Monday, November 7, 2011

Cyclists should shift 'safety gear'

According to SWOV, the Dutch Foundation for the Research of Traffic Safety, it’s time for a culture shift: one should by now also confront cyclists with their behavior when they risk their own and other people’s safety. In such cases, not simply everything should be allowed. “Everything is permissible” was the cyclist’s slogan for many years “This created the notion that bicycle lights were superfluous; that it was normal to make a right turn on red; and in one-way streets it was taken for granted that bicycles could ride in the opposite direction. This form of civil disobedience led in the last two cases to the official adoption of these traffic habits. In addition to concern for the infrastructure, more concern for cyclists’ behavior is necessary in the interests of their safety. There has been much research into the effects of automobile driver behavior on traffic safety. The time has come to do the same for cyclists.” The number of cyclist fatalities declines slower than the number of fatalities for other traffic participants; the number of severely injured cyclists grows faster than the same for other groups, according to the SWOV. The SWOV intends to deal with this safety issue through the instigation of the “The National Cycling Research Agenda”. Read more here.

1 comment:

Chris said...

I do a multi-modal commute - I drive for part of it, park, and then ride the rest of the way on a folding bike that I keep in my trunk. So as both a driver and a cyclist, I do my best to follow the appropriate laws. But as a cyclist, I find that many drivers are impatient, do not know the laws, and engage in dangerous behaviour. And because cars are much bigger than bicycles, accidents are more likely to involve serious injury to the cyclist.
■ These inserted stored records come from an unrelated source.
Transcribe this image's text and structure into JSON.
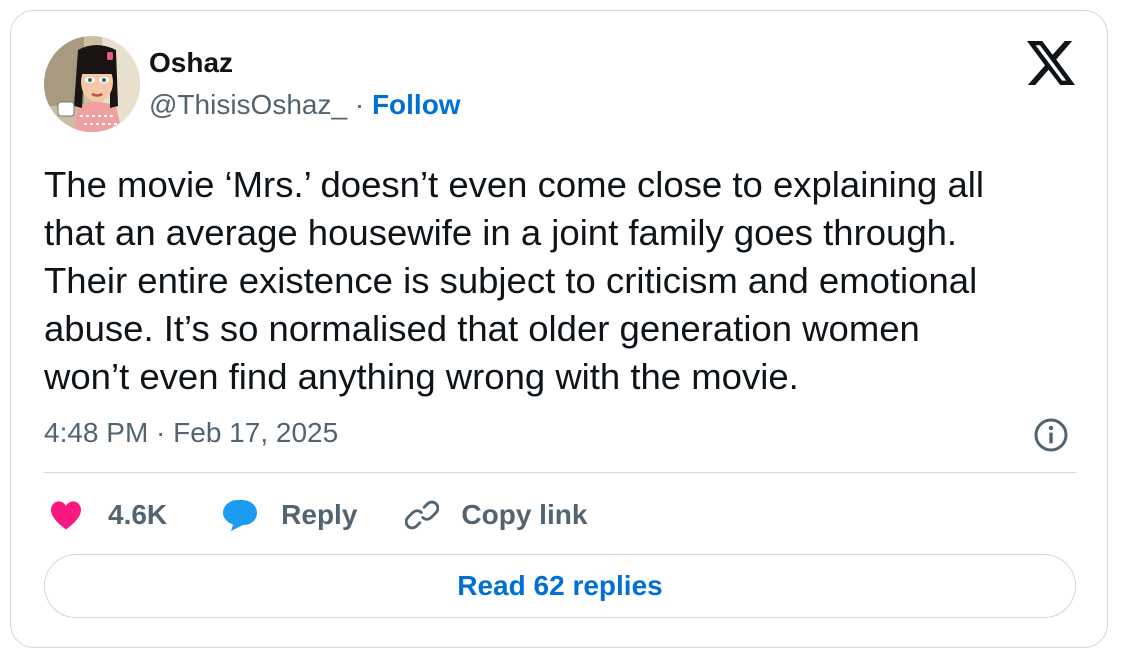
{
  "author": {
    "name": "Oshaz",
    "handle": "@ThisisOshaz_",
    "separator": " · ",
    "follow_label": "Follow",
    "avatar": "cartoon-woman-avatar"
  },
  "platform_logo": "x-logo-icon",
  "tweet": {
    "text": "The movie ‘Mrs.’ doesn’t even come close to explaining all\nthat an average housewife in a joint family goes through.\nTheir entire existence is subject to criticism and emotional\nabuse. It’s so normalised that older generation women\nwon’t even find anything wrong with the movie.",
    "timestamp": "4:48 PM · Feb 17, 2025"
  },
  "actions": {
    "like_count": "4.6K",
    "reply_label": "Reply",
    "copy_link_label": "Copy link"
  },
  "read_replies_label": "Read 62 replies",
  "colors": {
    "accent": "#006fd6",
    "like": "#f91880",
    "reply_bubble": "#1d9bf0",
    "text_primary": "#0f1419",
    "text_secondary": "#536471",
    "border": "#cfd9de"
  }
}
I'm not sure that any amount of safe cycling is gong to be effective until drivers learn to better control their behaviour on the road.